Addressing the current health and ongoing climate crises must be tackled in a harmonized way. Therefore, the term “green recovery” has been adopted by countries to refer to packaging environmental and economic reforms with plans to recover from the pandemic. Green recovery is particularly important in the food and agriculture sector.
Indeed, when weather shocks (record-high temperatures, droughts, and unpredictable rainfall) coincide with major economic downturns caused by a global pandemic, the existing risks to the agriculture sector – food production and access – are amplified, especially in low-income and food-importing countries. Men and women smallholder farmers, rural populations, migrant workers, and indigenous peoples who depend on agricultural production, fishing, pastoralism, or forestry for their food security, nutrition, income, and livelihoods are among those hit the hardest by the impacts.
Lockdowns due to the pandemic undermine linkages between poor producers in rural areas and peri-urban and urban markets. In turn, this affects the income of producers. An FAO Policy Brief on Gendered impacts of COVID-19 and equitable policy responses in agriculture, food security and nutrition found that these rural–urban linkages, mainly dominated by women traders, are often unaccounted for in times of crisis and are overlooked by formal government support.
For communities in agriculture-dependent developing countries, restrictions on large gatherings and business operations to curb the pandemic could have adverse effects on employment, supply chains and halt manufacturing. COVID-19 is a health crisis, but it’s also a development crisis that exposes the multifaceted vulnerabilities existing in society. Changing landscapes, deforestation and biodiversity degradation, crop pests, foodborne diseases, and zoonotic diseases are intrinsically linked to the human-nature relationship, as over 70 percent of emerging infectious diseases in humans have their source in animals. They need to be managed through environmental sustainability and development planning.
The Scaling up Climate Ambition on Land Use and Agriculture through Nationally Determined Contributions and National Adaptation Plans (SCALA) programme, co-led by the United Nations Development Programme (UNDP) and the Food and Agriculture Organization of the UN (FAO), assists 12 countries to translate their climate commitments and plans into actionable and transformative solutions, taking into consideration a post-COVID-19 world. The programme strives towards a green recovery and long-term climate resilience through its foundational principles of multi-stakeholder engagement, inclusivity, gender-responsiveness, a whole-of-government approach, innovation, environmental sustainability, and private sector engagement.

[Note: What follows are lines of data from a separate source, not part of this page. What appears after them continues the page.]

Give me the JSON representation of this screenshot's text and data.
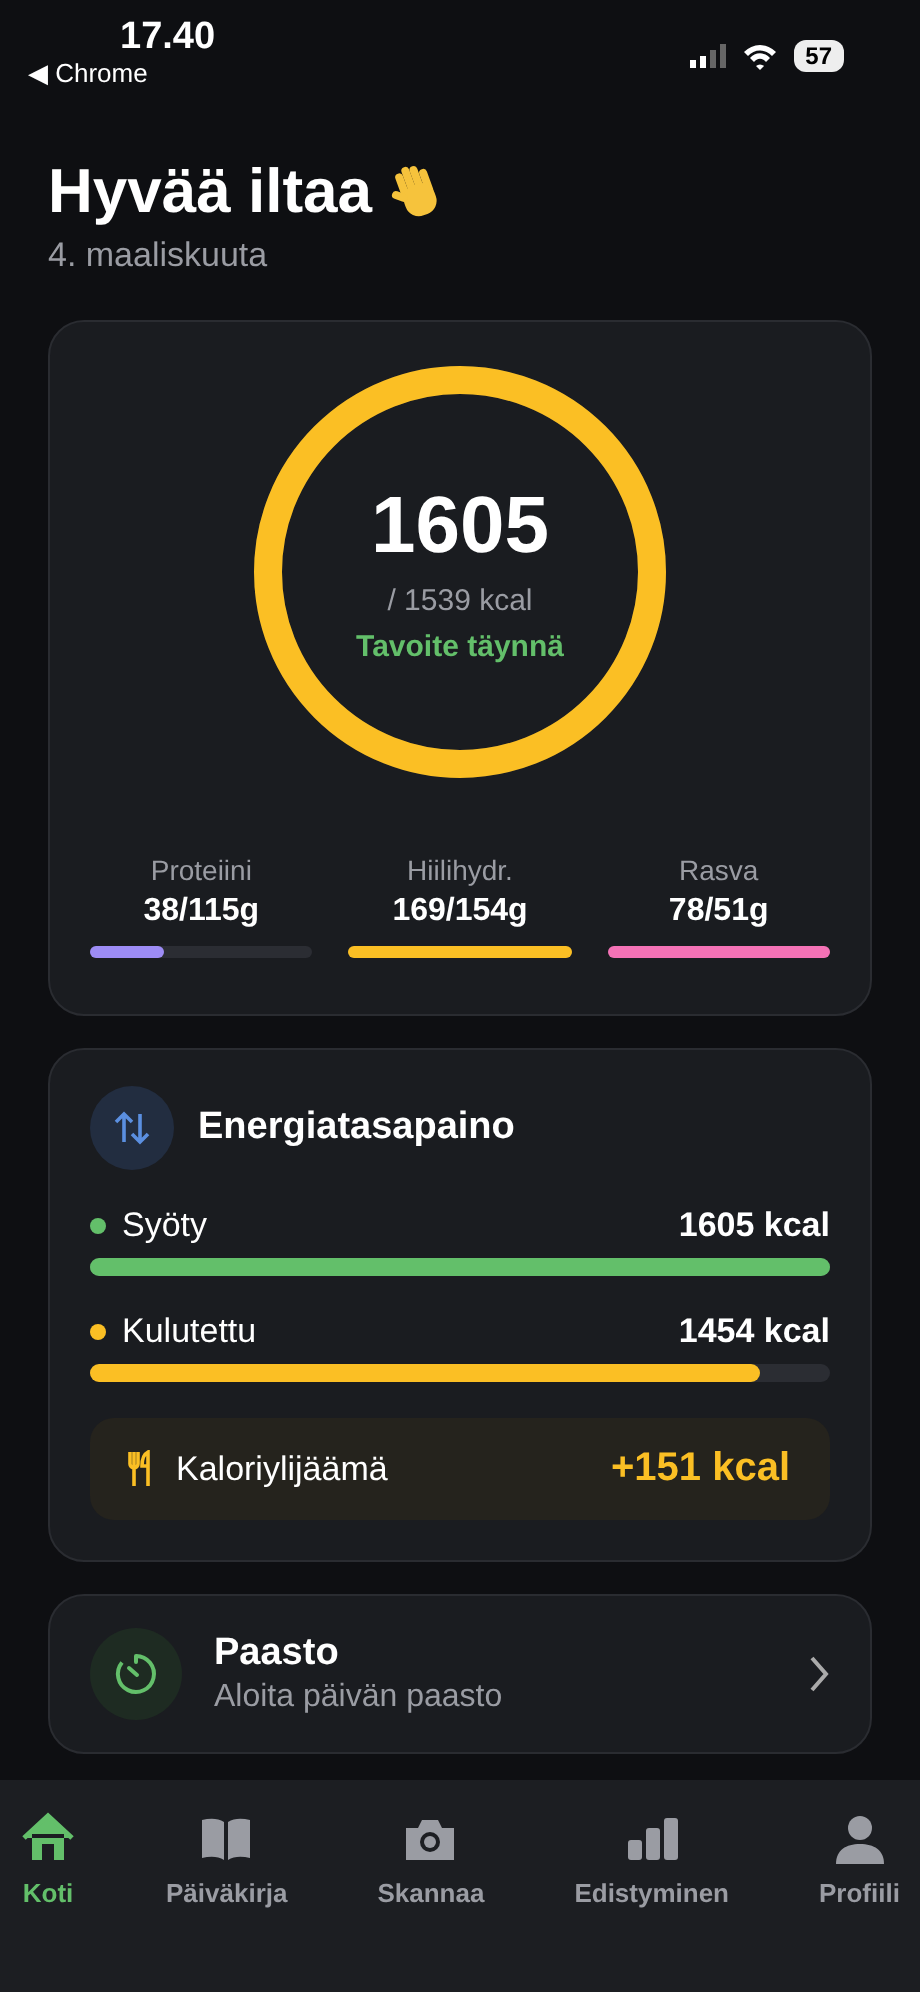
{
  "status_bar": {
    "time": "17.40",
    "back_app": "◀ Chrome",
    "battery": "57"
  },
  "header": {
    "greeting": "Hyvää iltaa",
    "date": "4. maaliskuuta"
  },
  "calorie_ring": {
    "value": "1605",
    "target": "/ 1539 kcal",
    "status": "Tavoite täynnä",
    "level": 1
  },
  "macros": [
    {
      "name": "Proteiini",
      "amount": "38/115g",
      "level": 0.33,
      "color": "#9d8cf5"
    },
    {
      "name": "Hiilihydr.",
      "amount": "169/154g",
      "level": 1,
      "color": "#fbbf24"
    },
    {
      "name": "Rasva",
      "amount": "78/51g",
      "level": 1,
      "color": "#f472b6"
    }
  ],
  "energy": {
    "title": "Energiatasapaino",
    "rows": [
      {
        "label": "Syöty",
        "value": "1605 kcal",
        "level": 1,
        "color": "#63bf6a"
      },
      {
        "label": "Kulutettu",
        "value": "1454 kcal",
        "level": 0.906,
        "color": "#fbbf24"
      }
    ],
    "surplus": {
      "label": "Kaloriylijäämä",
      "value": "+151 kcal"
    }
  },
  "fasting": {
    "title": "Paasto",
    "subtitle": "Aloita päivän paasto"
  },
  "tabs": [
    {
      "label": "Koti",
      "kind": "home",
      "selected": true
    },
    {
      "label": "Päiväkirja",
      "kind": "book",
      "selected": false
    },
    {
      "label": "Skannaa",
      "kind": "camera",
      "selected": false
    },
    {
      "label": "Edistyminen",
      "kind": "chart",
      "selected": false
    },
    {
      "label": "Profiili",
      "kind": "person",
      "selected": false
    }
  ]
}
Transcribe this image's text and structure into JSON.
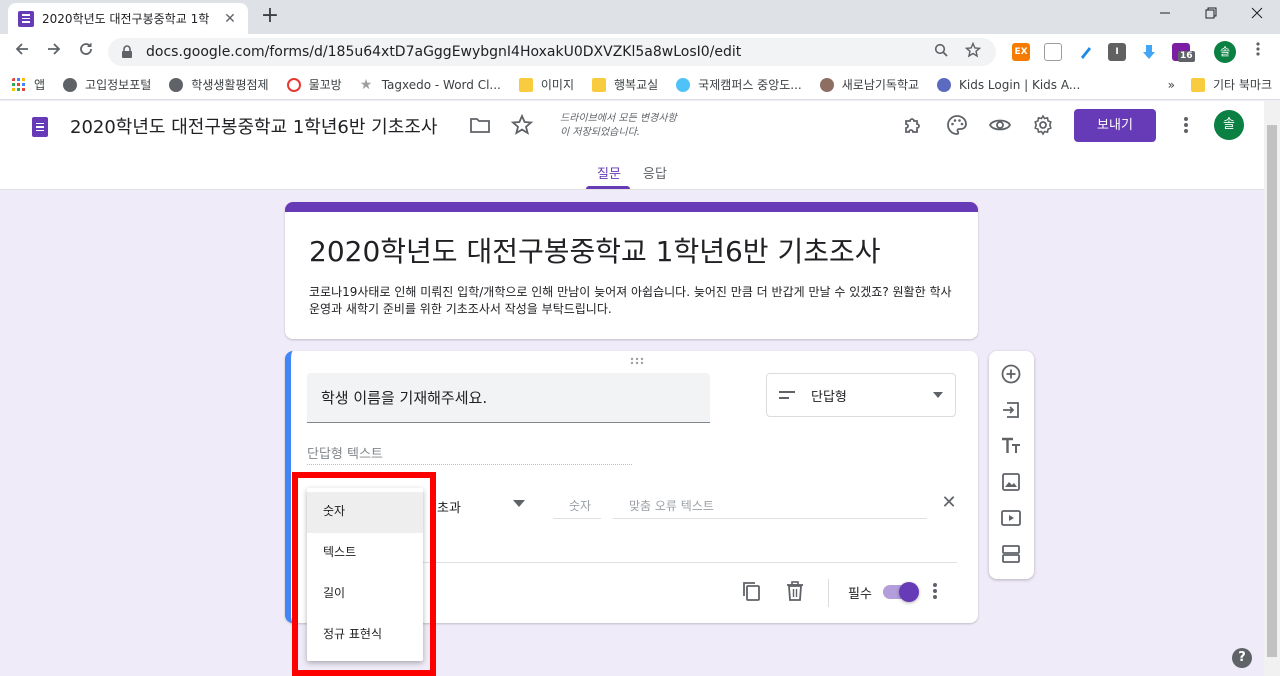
{
  "browser": {
    "tab_title": "2020학년도 대전구봉중학교 1학",
    "tab_close": "✕",
    "new_tab": "+",
    "url": "docs.google.com/forms/d/185u64xtD7aGggEwybgnI4HoxakU0DXVZKl5a8wLosI0/edit",
    "extension_badge": "16",
    "profile_initial": "솔",
    "ext_labels": [
      "EX",
      "I"
    ]
  },
  "bookmarks": {
    "apps_label": "앱",
    "items": [
      {
        "label": "고입정보포털",
        "color": "#5f6368"
      },
      {
        "label": "학생생활평점제",
        "color": "#5f6368"
      },
      {
        "label": "물꼬방",
        "color": "#e53935"
      },
      {
        "label": "Tagxedo - Word Cl...",
        "color": "#9e9e9e"
      },
      {
        "label": "이미지",
        "color": "#f9cb3f"
      },
      {
        "label": "행복교실",
        "color": "#f9cb3f"
      },
      {
        "label": "국제캠퍼스 중앙도...",
        "color": "#4fc3f7"
      },
      {
        "label": "새로남기독학교",
        "color": "#8d6e63"
      },
      {
        "label": "Kids Login | Kids A...",
        "color": "#5c6bc0"
      }
    ],
    "overflow": "»",
    "other_bookmarks": "기타 북마크"
  },
  "forms_header": {
    "doc_title": "2020학년도 대전구봉중학교 1학년6반 기초조사",
    "save_status_line1": "드라이브에서 모든 변경사항",
    "save_status_line2": "이 저장되었습니다.",
    "send_label": "보내기",
    "account_initial": "솔",
    "tabs": [
      {
        "label": "질문",
        "active": true
      },
      {
        "label": "응답",
        "active": false
      }
    ]
  },
  "form": {
    "title": "2020학년도 대전구봉중학교 1학년6반 기초조사",
    "description": "코로나19사태로 인해 미뤄진 입학/개학으로 인해 만남이 늦어져 아쉽습니다. 늦어진 만큼 더 반갑게 만날 수 있겠죠? 원활한 학사운영과 새학기 준비를 위한 기초조사서 작성을 부탁드립니다."
  },
  "question": {
    "title": "학생 이름을 기재해주세요.",
    "type": "단답형",
    "answer_placeholder": "단답형 텍스트",
    "validation": {
      "condition": "초과",
      "number_placeholder": "숫자",
      "error_placeholder": "맞춤 오류 텍스트",
      "close": "✕"
    },
    "required_label": "필수",
    "required": true
  },
  "validation_menu": {
    "items": [
      {
        "label": "숫자",
        "selected": true
      },
      {
        "label": "텍스트",
        "selected": false
      },
      {
        "label": "길이",
        "selected": false
      },
      {
        "label": "정규 표현식",
        "selected": false
      }
    ]
  },
  "colors": {
    "accent": "#673ab7",
    "background": "#f0ebf8",
    "highlight": "#ff0000",
    "active_question": "#4285f4"
  },
  "help": "?"
}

SCALA’s work aims to build back greener post-COVID-19 by promoting the role of land and water ecosystems management in partner countries’ climate mitigation and adaptation pathways to foster more resilient agri-food systems. Crucially, the SCALA framework uses National Adaptation Plans (NAPs) and Nationally Determined Contributions (NDCs) as the point of departure for prioritizing climate actions, which could deliver support to communities vulnerable to both climate change and the effects of the pandemic.
The NDCs can serve as building blocks to integrate ambitious climate action into the COVID-19 recovery in countries. NDCs that are aligned to governments’ national development plans and the Sustainable Development Goals (SDGs) can spur economic growth, technology transformation, job creation and address key social inequalities that are critical for recovery.

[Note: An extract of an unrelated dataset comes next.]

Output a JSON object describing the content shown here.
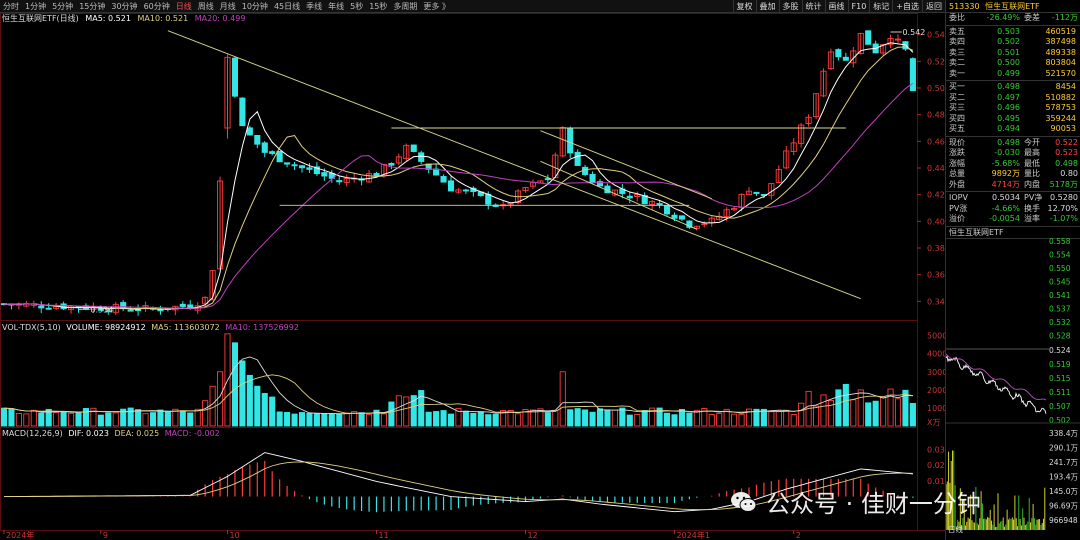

The NDCs and green recovery plans can be mutually reinforcing. Through better integration of climate issues in land use and agriculture, fostering stronger country ownership, agency and autonomy in national climate change planning processes, SCALA countries will be better positioned to implement their green recovery pathways. With varying degrees of socioeconomic impacts of COVID-19 across partner countries, SCALA provides tailored support to countries to address those.
SCALA’s programme activities center around multi-stakeholder coordination and collaboration and aim to identify marginalized stakeholders – those that are disproportionately affected by COVID-19 shocks and stresses, and hardest to reach – in policy planning and budgeting processes to ensure a just representation of needs.

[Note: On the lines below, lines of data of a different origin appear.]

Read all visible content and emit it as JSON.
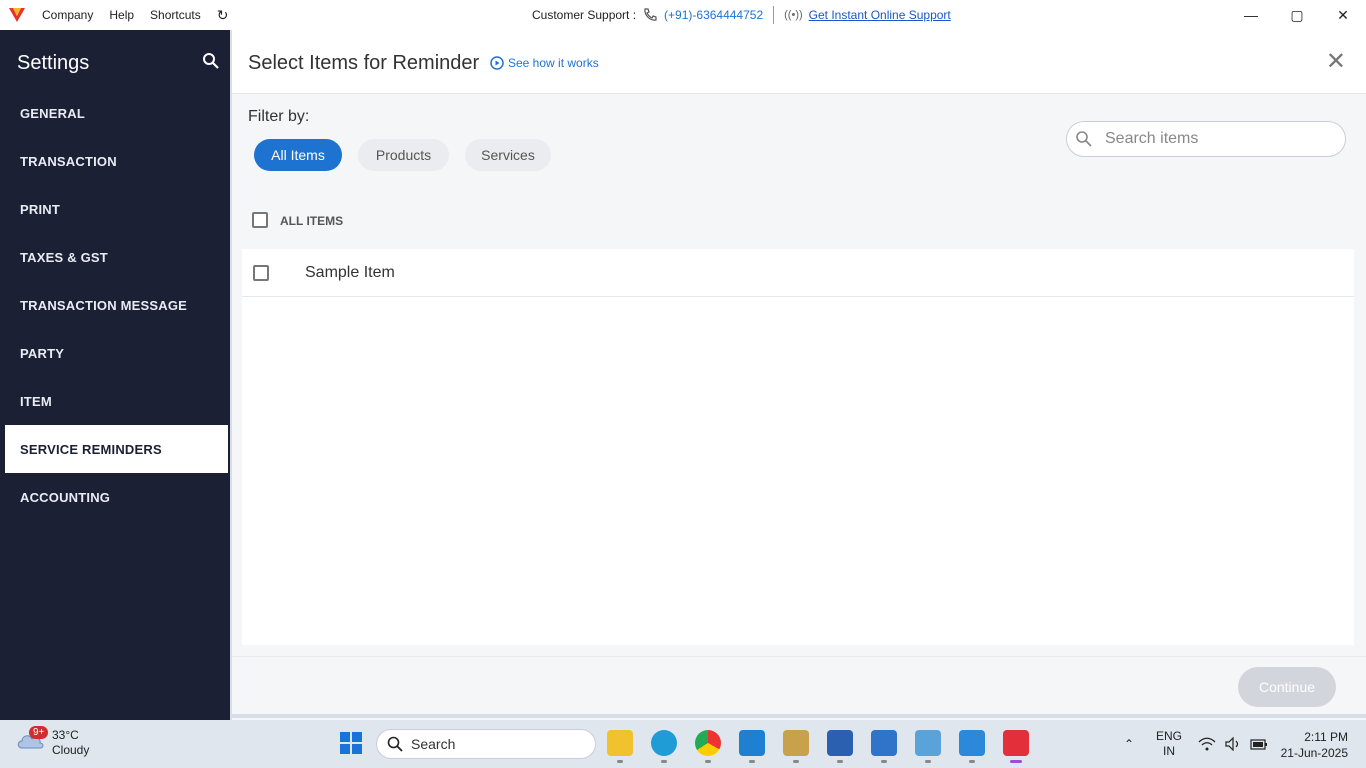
{
  "titlebar": {
    "menu": [
      "Company",
      "Help",
      "Shortcuts"
    ],
    "support_label": "Customer Support :",
    "support_phone": "(+91)-6364444752",
    "support_link": "Get Instant Online Support"
  },
  "sidebar": {
    "title": "Settings",
    "items": [
      {
        "label": "GENERAL"
      },
      {
        "label": "TRANSACTION"
      },
      {
        "label": "PRINT"
      },
      {
        "label": "TAXES & GST"
      },
      {
        "label": "TRANSACTION MESSAGE"
      },
      {
        "label": "PARTY"
      },
      {
        "label": "ITEM"
      },
      {
        "label": "SERVICE REMINDERS"
      },
      {
        "label": "ACCOUNTING"
      }
    ],
    "active_index": 7
  },
  "main": {
    "title": "Select Items for Reminder",
    "how_link": "See how it works",
    "filter_label": "Filter by:",
    "filters": [
      "All Items",
      "Products",
      "Services"
    ],
    "search_placeholder": "Search items",
    "all_items_label": "ALL ITEMS",
    "items": [
      "Sample Item"
    ],
    "continue_label": "Continue"
  },
  "taskbar": {
    "badge": "9+",
    "temperature": "33°C",
    "weather": "Cloudy",
    "search": "Search",
    "lang": "ENG",
    "region": "IN",
    "time": "2:11 PM",
    "date": "21-Jun-2025"
  },
  "colors": {
    "accent": "#1e73d0",
    "sidebar_bg": "#1c2035",
    "continue_disabled": "#d3d5dd"
  }
}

The programme’s emphasis on private sector engagement also lays the foundation for countries to respond to the financial resource constraints in the wake of the economic shocks of the pandemic. For example, designing concept notes for gender-responsive private sector business models that promote greener value chains could catalyze investments in projects that enhance complementarity between COVID-19 recovery, climate change mitigation and adaptation targets, and broader development planning objectives.
SCALA’s COVID-19 response strategy is aligned with the FAO COVID-19 Response and Recovery Programme that is in line with the UN approach to “build back better”. In pursuit of the SDGs, it aims to mitigate the immediate impacts of the pandemic, while strengthening the long-term resilience of food systems and livelihoods. It also aligns with the FAO Hand-in-Hand (HIH) Initiative to accelerate agricultural transformation and sustainable rural development.
SCALA is also aligned with the UNDP Climate Promise offer to enhance the Nationally Determined Contributions. In the context of COVID 19, the Climate Promise provides thematic technical support to countries to ensure that NDCs are aligned with national development priorities in the context of recovering from COVID-19.
The two organizations facilitate learning and knowledge among practitioners so that policymakers are equipped to make rapid and informed decisions that respond to COVID-19, while putting in place the foundation to both revitalize the economy and help achieve ambitious and inclusive climate action.
This article was originally shared by UNDP Climate Adaptation.